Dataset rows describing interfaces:
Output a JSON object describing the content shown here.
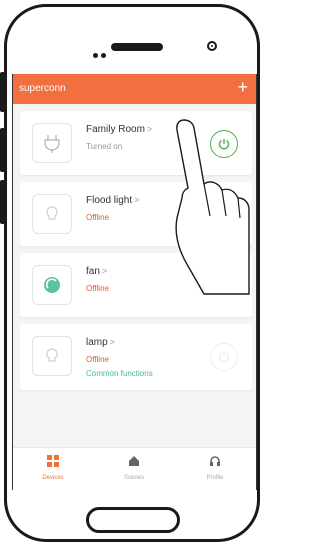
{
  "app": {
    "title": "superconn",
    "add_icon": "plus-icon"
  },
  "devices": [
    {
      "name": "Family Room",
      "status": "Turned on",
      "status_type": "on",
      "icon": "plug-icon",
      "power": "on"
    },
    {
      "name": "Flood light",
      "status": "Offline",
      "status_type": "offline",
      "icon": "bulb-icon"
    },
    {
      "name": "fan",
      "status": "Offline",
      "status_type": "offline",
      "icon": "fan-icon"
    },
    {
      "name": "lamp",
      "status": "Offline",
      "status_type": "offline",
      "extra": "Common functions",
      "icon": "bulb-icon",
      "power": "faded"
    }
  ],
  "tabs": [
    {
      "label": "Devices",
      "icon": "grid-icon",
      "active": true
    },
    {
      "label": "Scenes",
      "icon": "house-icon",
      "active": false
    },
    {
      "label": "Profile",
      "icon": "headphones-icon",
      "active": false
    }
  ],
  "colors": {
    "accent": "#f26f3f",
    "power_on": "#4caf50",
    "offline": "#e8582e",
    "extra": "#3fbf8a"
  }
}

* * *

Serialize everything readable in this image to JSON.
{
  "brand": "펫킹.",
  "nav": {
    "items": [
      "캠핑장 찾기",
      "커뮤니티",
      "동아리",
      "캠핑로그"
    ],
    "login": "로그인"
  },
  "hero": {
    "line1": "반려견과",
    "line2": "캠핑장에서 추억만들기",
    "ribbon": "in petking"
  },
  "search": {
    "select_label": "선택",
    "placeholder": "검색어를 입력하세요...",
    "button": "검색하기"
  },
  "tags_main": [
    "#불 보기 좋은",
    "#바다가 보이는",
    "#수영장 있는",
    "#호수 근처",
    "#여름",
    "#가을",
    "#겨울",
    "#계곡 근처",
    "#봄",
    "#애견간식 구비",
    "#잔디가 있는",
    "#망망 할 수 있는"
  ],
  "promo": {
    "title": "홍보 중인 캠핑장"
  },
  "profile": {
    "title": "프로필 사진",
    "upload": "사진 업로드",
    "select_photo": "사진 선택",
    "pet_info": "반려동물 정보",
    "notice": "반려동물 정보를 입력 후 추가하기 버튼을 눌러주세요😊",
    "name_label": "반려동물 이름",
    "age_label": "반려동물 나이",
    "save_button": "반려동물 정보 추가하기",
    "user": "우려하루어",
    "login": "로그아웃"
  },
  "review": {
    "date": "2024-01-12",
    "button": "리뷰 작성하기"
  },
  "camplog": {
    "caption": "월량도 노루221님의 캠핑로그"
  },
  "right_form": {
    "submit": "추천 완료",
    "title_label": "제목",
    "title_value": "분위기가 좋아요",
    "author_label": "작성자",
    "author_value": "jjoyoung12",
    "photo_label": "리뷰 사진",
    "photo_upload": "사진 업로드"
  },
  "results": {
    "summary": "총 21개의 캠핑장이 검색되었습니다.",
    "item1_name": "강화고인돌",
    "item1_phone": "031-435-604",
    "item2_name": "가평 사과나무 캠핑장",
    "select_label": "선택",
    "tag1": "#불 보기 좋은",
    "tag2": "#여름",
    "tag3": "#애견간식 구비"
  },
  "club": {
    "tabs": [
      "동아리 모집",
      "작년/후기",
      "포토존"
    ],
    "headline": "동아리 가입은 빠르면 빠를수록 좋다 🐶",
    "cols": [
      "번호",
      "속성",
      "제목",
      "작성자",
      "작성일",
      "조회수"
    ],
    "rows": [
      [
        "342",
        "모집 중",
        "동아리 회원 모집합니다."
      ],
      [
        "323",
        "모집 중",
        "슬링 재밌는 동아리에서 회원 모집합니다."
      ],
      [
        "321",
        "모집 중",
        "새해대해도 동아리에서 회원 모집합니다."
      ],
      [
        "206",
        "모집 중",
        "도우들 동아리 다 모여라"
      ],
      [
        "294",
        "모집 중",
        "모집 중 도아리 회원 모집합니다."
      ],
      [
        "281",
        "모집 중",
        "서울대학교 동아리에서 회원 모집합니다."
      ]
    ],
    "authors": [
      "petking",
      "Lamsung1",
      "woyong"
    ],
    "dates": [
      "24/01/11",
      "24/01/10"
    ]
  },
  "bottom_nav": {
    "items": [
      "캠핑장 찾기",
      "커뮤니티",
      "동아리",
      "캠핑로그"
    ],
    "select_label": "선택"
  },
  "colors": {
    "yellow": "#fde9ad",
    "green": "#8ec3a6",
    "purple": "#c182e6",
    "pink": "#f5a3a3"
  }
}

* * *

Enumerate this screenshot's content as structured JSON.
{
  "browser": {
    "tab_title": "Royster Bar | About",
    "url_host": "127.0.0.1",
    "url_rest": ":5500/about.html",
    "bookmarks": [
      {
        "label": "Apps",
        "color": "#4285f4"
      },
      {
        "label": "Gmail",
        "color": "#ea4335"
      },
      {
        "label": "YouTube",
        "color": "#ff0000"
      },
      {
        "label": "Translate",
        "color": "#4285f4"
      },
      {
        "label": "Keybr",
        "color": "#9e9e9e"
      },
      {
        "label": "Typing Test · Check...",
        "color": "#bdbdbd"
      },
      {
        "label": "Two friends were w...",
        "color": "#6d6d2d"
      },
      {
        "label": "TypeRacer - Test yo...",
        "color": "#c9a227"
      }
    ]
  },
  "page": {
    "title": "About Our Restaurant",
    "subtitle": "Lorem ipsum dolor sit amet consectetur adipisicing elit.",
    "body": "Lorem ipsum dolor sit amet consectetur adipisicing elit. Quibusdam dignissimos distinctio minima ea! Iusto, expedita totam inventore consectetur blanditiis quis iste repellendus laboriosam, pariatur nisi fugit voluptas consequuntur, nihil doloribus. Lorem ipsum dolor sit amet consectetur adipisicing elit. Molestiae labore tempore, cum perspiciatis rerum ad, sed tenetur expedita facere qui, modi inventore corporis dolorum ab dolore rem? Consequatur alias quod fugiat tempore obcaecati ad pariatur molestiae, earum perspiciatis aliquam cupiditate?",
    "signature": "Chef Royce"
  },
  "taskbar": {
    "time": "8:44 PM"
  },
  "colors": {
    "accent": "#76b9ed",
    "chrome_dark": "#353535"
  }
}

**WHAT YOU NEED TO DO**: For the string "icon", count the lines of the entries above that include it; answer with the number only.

**EXPECTED ANSWER**: 8